Characters Discussed (Cyclopedia of Literary Characters, Revised Third Edition)
Heidi Holland, an art history professor and essayist who teaches at Columbia University. After attending Miss Crain’s School in Chicago in the mid-1960’s, she pursues her education as an undergraduate at Vassar and a member of the art history graduate program at Yale in the early 1970’s. Throughout her professional career, she advocates greater recognition for female artists, demonstrating at the Art Institute of Chicago in 1974, writing the book And the Light Floods in from the Left in the late 1970’s, directing the group Women’s Art in 1982, and arranging a show on Lila Cabot Perry in 1984. Although she has a deepening friendship with Peter Patrone and long-standing relationships with Susan Johnston and Scoop Rosenbaum, she feels lonely and stranded in 1986. Dissatisfied with social standards that discourage both women and men from recognizing and achieving their full potential, Heidi hopes that Judy, the Panamanian infant she adopts in 1988, will live in a more encouraging milieu than the one in which she came of age.
Scoop Rosenbaum, a man whom Heidi meets at a 1967 Eugene McCarthy fund-raiser in New Hampshire. Dressed in blue jeans and a work shirt, the Exeter graduate and Princeton dropout informs her that he is the editor in chief of The Liberated Earth News and displays a penchant for assigning grades to potato chips, music, people, and whatever else...
(The entire section is 801 words.)
Want to Read More?

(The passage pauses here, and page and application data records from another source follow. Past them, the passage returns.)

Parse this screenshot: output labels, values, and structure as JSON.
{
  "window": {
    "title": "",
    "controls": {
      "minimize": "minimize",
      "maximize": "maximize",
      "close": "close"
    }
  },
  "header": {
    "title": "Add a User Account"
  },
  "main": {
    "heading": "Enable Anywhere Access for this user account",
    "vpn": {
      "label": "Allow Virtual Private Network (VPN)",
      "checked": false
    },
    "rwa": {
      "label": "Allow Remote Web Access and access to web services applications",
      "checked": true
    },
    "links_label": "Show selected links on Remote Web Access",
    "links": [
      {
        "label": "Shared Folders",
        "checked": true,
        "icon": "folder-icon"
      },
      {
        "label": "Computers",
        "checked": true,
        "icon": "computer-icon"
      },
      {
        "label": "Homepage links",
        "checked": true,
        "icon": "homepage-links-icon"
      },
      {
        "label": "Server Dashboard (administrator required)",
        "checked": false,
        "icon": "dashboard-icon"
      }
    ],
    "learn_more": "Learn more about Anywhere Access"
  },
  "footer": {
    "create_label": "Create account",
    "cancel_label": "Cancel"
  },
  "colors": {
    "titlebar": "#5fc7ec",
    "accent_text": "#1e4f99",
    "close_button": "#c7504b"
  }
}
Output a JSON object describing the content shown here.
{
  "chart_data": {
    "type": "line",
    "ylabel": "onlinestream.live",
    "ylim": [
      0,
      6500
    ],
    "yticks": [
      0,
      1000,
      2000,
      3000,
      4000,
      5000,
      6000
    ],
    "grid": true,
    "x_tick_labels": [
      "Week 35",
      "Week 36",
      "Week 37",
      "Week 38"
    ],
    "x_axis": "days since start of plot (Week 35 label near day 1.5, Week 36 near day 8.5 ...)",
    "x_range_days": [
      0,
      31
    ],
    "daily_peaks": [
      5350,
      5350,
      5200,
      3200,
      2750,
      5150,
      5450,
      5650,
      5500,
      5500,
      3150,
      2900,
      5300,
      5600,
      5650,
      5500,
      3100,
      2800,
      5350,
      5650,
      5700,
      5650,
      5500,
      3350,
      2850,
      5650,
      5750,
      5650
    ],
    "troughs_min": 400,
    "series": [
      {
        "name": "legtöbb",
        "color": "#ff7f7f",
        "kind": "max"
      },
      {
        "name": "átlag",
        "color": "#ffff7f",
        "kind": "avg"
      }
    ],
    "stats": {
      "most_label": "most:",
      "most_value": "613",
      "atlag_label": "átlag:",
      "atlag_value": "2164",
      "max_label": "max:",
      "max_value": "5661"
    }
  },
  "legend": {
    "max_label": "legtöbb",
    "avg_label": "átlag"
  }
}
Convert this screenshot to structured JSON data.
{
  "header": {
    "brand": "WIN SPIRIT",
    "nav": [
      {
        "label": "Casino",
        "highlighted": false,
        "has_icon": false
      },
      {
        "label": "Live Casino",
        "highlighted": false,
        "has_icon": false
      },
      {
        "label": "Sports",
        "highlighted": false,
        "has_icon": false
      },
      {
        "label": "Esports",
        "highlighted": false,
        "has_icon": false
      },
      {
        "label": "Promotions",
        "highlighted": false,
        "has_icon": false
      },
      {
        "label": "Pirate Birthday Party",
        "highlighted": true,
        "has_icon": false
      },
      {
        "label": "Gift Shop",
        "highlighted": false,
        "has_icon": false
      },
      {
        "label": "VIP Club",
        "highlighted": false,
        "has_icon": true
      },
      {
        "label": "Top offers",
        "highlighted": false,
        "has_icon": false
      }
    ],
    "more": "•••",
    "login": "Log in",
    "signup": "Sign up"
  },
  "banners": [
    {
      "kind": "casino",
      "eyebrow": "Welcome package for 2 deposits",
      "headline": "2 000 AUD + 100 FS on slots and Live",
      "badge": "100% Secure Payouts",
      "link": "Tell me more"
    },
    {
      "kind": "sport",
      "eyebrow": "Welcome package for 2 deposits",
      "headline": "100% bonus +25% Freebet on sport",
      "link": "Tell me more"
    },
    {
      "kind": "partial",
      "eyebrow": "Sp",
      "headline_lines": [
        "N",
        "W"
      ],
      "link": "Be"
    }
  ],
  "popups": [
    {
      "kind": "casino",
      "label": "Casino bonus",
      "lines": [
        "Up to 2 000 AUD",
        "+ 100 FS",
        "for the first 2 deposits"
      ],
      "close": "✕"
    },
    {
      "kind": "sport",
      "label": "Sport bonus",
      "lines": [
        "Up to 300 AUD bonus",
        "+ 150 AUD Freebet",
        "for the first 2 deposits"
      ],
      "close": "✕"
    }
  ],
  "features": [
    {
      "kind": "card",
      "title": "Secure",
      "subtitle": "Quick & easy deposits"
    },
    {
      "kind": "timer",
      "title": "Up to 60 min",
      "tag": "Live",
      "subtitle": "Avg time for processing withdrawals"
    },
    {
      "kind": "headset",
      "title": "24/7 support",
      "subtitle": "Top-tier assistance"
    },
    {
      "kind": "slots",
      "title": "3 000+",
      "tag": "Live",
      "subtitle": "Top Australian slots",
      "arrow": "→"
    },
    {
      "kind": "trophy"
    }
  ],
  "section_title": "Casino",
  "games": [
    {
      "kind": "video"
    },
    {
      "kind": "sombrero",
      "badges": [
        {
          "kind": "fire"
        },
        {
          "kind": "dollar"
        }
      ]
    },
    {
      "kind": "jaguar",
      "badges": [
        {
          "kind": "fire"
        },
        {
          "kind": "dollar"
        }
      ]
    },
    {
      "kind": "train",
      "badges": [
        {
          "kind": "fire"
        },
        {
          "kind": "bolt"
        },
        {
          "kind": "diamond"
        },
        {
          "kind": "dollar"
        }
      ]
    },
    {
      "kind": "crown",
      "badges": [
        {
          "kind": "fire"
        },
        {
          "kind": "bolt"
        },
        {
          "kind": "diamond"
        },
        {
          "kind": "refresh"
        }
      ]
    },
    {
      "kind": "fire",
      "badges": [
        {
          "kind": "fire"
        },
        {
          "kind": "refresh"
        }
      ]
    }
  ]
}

Subscribe now to read the rest of The Heidi Chronicles Characters. Plus get complete access to 30,000+ study guides!
Denise is Lisa’s sister. She works as a production assistant on a show called Hello, New York. Susan Johnston hires her as her assistant when she becomes a Hollywood executive.
Lisa Freidlander marries Scoop Rosenbaum and works as an illustrator of children’s books. She accepts the role of housewife and mother to Scoop’s children. She is always cheery and sweet, despite the fact that her husband is cheating on her. She and Scoop have two children, Maggie and Pierre.
Heidi is the woman around whom The Heidi Chronicles is constructed. Over the course of the play, episodes of Heidi’s life are depicted, from the 1960s to the 1980s, from ages 16 to 40. As an adult, she is an art historian; it is through a series of art lectures that her story unfolds. Two of her lectures describe overlooked female artists who remained on the periphery of the art world, artists whose works are notable for their observational nature.
Like the artists she describes, Heidi is often a spectator in her own world. As the play advances chronologically, she becomes increasingly disillusioned with her role in the world. She also becomes disenchanted with the women’s movement, the men in her life, and her own quest for happiness; she laments her lack of identity. Despite attaining independence and professional distinction she finds her life empty. At...
(The entire section is 710 words.)